Italy urges high turnout in key election for euro zone
By Catherine Hornby
ROME (Reuters) - Italy pressed citizens to get out and vote in one of the most closely watched elections in years on Sunday and Monday, with markets on edge at the prospect of a political stalemate that could reignite the debt crisis.
A campaigning ban kicked in the day before the vote but center-right leader Silvio Berlusconi, on trial for a sex crime, broke the rules to launch an attack on magistrates, saying on Saturday that claims he held "Bunga Bunga" parties were a sham.
Comedian-turned-campaigner Beppe Grillo had stolen the spotlight during final rallies on Friday evening, attracting hundreds of thousands to a central Rome square to hear his furious tirades against corrupt politicians and bankers.
The Interior Ministry urged some 47 million eligible voters to head to the polls and said it had made preparations for bad weather, including snow in some regions, to ensure that everyone could have the chance to cast their ballot.
"Elections are a fundamental moment for a democracy and we want all our citizens to experience them in the best way possible," Interior Minister Anna Maria Cancellieri said in a video posted on the ministry's website.
Final polls two weeks ago showed center-left leader Pier Luigi Bersani with a five-point lead, but analysts disagree about whether he will be able to form a stable majority that can push through the economic reforms Italy needs to exit recession.
Bersani is now thought to be just a few points ahead of Berlusconi, the former prime minister who has promised tax refunds and staged a media blitz to regain support.

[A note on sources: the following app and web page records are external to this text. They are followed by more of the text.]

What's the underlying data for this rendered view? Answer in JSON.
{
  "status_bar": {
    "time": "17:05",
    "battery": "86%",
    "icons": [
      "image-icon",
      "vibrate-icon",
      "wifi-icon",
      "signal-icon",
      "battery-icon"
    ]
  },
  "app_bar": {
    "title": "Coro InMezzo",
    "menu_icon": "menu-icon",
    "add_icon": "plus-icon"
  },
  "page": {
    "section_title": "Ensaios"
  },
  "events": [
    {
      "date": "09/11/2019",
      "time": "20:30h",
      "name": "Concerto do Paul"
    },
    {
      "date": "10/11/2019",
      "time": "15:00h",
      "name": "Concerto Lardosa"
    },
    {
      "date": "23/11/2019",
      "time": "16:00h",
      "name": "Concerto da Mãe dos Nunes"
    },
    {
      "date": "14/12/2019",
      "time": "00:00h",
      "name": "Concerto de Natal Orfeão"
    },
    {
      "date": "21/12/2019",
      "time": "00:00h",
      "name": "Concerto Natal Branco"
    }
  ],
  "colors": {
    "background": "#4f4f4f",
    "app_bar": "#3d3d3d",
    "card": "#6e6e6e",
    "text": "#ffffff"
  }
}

On Saturday the 76-year-old tycoon, who faces several trials on charges ranging from fraud to sex with an underage prostitute, broke the campaign silence, accusing Italy's magistrates of inventing crimes to discredit him abroad. Continued...